LOCKDOWN LEVEL 3  [Adjusted ver. 3] 

TOTAL DAYS 523 – 07 HOURS 35 MINUTES 

Vaccine rollout day 205
New cases  9203
New Deaths 418
Recovery Rate 91,8%

By the close of trade on Thursday 2nd September 2021, the South African rand weakened against the US dollar.

  • In the US, new claims for jobless benefits fell for the week ended 27 August, while layoffs dropped to the lowest levels in more than 24 years in August, indicating an improvement in the labour market despite a surge in the coronavirus infection.  A record share of U.S. small-business owners said they had vacant positions in August, and an unprecedented number boosted wages to lure workers, the National Federation of Independent Business said Thursday. Fifty percent of firms had job openings they could not fill last month, up 1 percentage point from July and the largest share in monthly data back to 1986, according to the NFIB data. A record 41% of small-business owners said they raised compensation. “Owners are raising compensation in an attempt to attract workers and these costs are being passed on to consumers through price hikes for goods and services
  • Investors will be watching Friday’s jobs report for the latest read on the health of the labor market as Federal Reserve officials debate winding down monetary support later this year. The U.S. probably added 725,000 jobs in August, a more moderate pace compared to each of the prior two months but stronger than gains seen early this year, according to the median forecast of economists surveyed by Bloomberg. A strong report would signal that businesses are having more success hiring after months of limited labor supply.  A record share of U.S. small-business owners said they had vacant positions in August, and an unprecedented number boosted wages to lure workers, the National Federation of Independent Business said Thursday. Fifty percent of firms had job openings they could not fill last month, up 1 percentage point from July and the largest share in monthly data back to 1986, according to the NFIB data. A record 41% of small-business owners said they raised compensation.
  • Nonfarm productivity increased less than expected in 2Q21. Unit labour grew more than expected in 2Q21. Unit labour costs have been inaccurate by the pandemic’s uneven impact on lower-wage industries.
  • New orders rose in July, led by rise in orders for primary metals and machinery, while business spending on equipment remained strong, indicating improvement in manufacturing.   A mild decline in the headline global PMI masks a more worrying downturn in manufacturing production revealed by the survey’s sub-indices. These sub-indices also add colour to what has caused the downturn in production growth and the consequences of the slowdown.
  • The yield on benchmark government bonds fell yesterday. The yield on 2026 bond fell to 7.28%. Further, the yield on 2023 bond increased to 4.87% while that for the longer-dated 2030 issue fell to 8.75%.

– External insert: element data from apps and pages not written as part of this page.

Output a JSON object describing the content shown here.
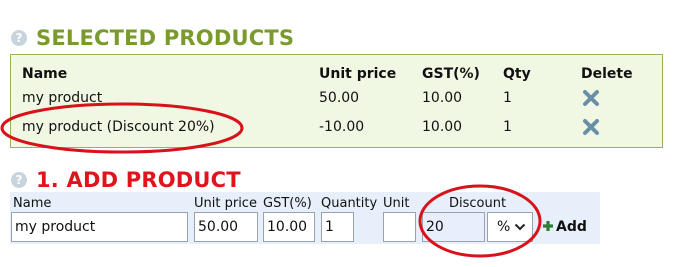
{
  "help_icon_glyph": "?",
  "selected": {
    "title": "SELECTED PRODUCTS",
    "columns": [
      "Name",
      "Unit price",
      "GST(%)",
      "Qty",
      "Delete"
    ],
    "rows": [
      {
        "name": "my product",
        "unit_price": "50.00",
        "gst": "10.00",
        "qty": "1"
      },
      {
        "name": "my product (Discount 20%)",
        "unit_price": "-10.00",
        "gst": "10.00",
        "qty": "1"
      }
    ]
  },
  "add": {
    "title": "1. ADD PRODUCT",
    "labels": {
      "name": "Name",
      "unit_price": "Unit price",
      "gst": "GST(%)",
      "quantity": "Quantity",
      "unit": "Unit",
      "discount": "Discount"
    },
    "values": {
      "name": "my product",
      "unit_price": "50.00",
      "gst": "10.00",
      "quantity": "1",
      "unit": "",
      "discount": "20",
      "discount_type": "%"
    },
    "button_label": "Add"
  },
  "colors": {
    "selected_title": "#7a9a2c",
    "add_title": "#e0141c",
    "panel_bg": "#f0f8e4",
    "panel_border": "#97b35a",
    "delete_icon": "#6c8fa8",
    "annotation_ring": "#d8121a",
    "add_icon": "#2e7d32"
  }
}
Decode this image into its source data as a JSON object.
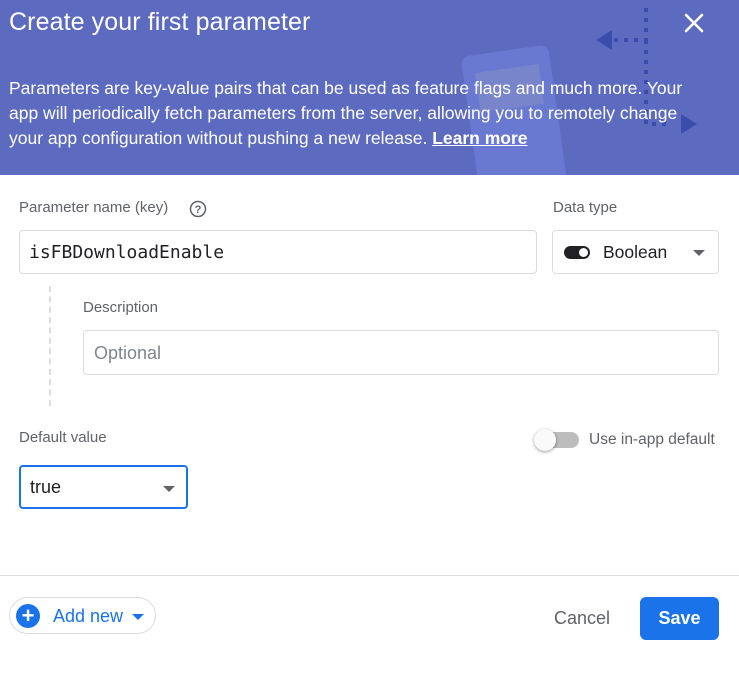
{
  "dialog": {
    "title": "Create your first parameter",
    "description": "Parameters are key-value pairs that can be used as feature flags and much more. Your app will periodically fetch parameters from the server, allowing you to remotely change your app configuration without pushing a new release.",
    "learn_more": "Learn more",
    "close_icon": "close-icon"
  },
  "form": {
    "param_name_label": "Parameter name (key)",
    "param_name_value": "isFBDownloadEnable",
    "help_icon": "help-circle-icon",
    "data_type_label": "Data type",
    "data_type_value": "Boolean",
    "description_label": "Description",
    "description_placeholder": "Optional",
    "default_value_label": "Default value",
    "default_value": "true",
    "use_in_app_default_label": "Use in-app default",
    "use_in_app_default_on": false
  },
  "footer": {
    "add_new_label": "Add new",
    "cancel_label": "Cancel",
    "save_label": "Save"
  },
  "colors": {
    "header_bg": "#5c6bc0",
    "primary": "#1a73e8"
  }
}
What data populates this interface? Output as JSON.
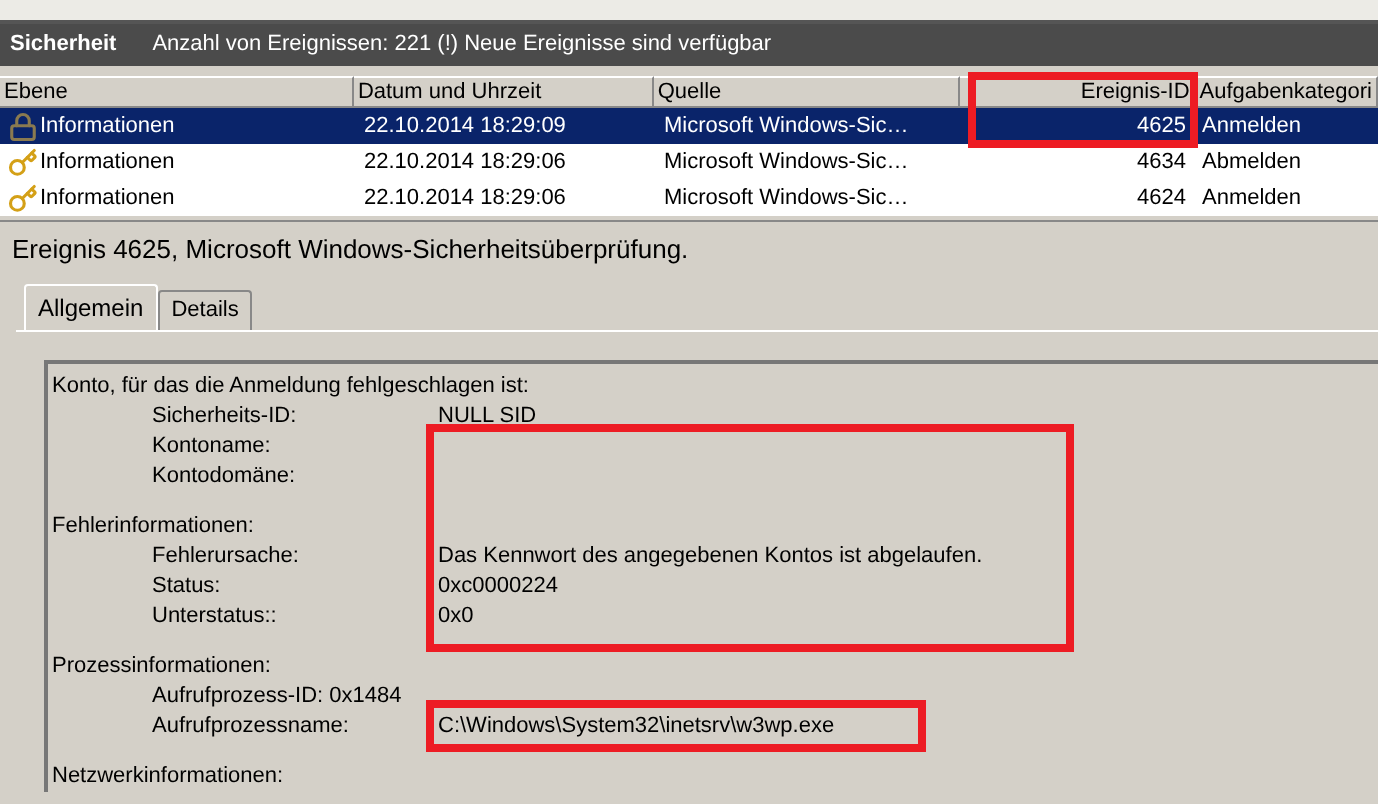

In early trade on Friday 3rd September 2021, the US dollar is trading lower against the South African rand at R14.4365, while the euro is trading lower at R17.1344.  The British pound has declined against the South African rand to trade at R19.9576.

By the close of trade on Thursday 2nd September 2021, the euro advanced against most of the major currencies.

  • Amsterdam reclaimed the top spot as Europe’s largest share-trading center in July and August, beating out main rival London once again. An average 8.23 billion euros ($9.75 billion) of shares a day were traded on various Dutch venues in August, compared with 7.63 billion euros for various London exchanges, according to data from Cboe Europe. London had moved back ahead of Amsterdam as Europe’s largest share-trading center in June for the first time this year after Brexit pushed much of the city’s volumes to the continent. However, its lead only lasted one month before Amsterdam returned to the top in July.
  • In the eurozone, Producer Price Index (PPI) advanced more than expected in July, with an increase prices of energy and intermediate goods.
  • Chinese services companies signalled a renewed fall in business activity during August, as rising COVID-19 case numbers at home and abroad impacted operations and demand. Notably, it was the first time that output and new work had fallen since April 2020. At the same time, companies reported a slight reduction in workforce numbers, which contributed to a sustained rise in outstanding business.
  • In New Zealand, many people’s internet is now connected again, after a widespread outage affecting a number of companies across the country, including Spark, Vodafone, Slingshot and Orcon. The website Down Detector is now reporting a sharp drop in outages, indicating services are back online for many people and businesses. A DDoS attack is where attackers try to disrupt the normal traffic to an internet service, server, or network. The aim is to hinder access, and stop people from getting to the services they need. The attacks work by flooding a website with fake requests, exceeding its capacity.
  • A joined-up approach between governments and central banks is essential for tackling many of the world’s problems. And yet dangers are evident that central banks’ massive purchases of government bonds will end up nationalising financial risks and increasing the gap between rich and poor. That is just one of the thorny dilemmas expounded by Gordon Brown, former British chancellor of the exchequer and prime minister, in an ambitious new book pleading for governments to ramp up global co-operation to build a post-pandemic world.

In early trade on Friday 3rd September, the euro has marginally advanced against the US dollar to trade at $1.196, while it has marginally gained against the British pound to trade at GBP0.8576.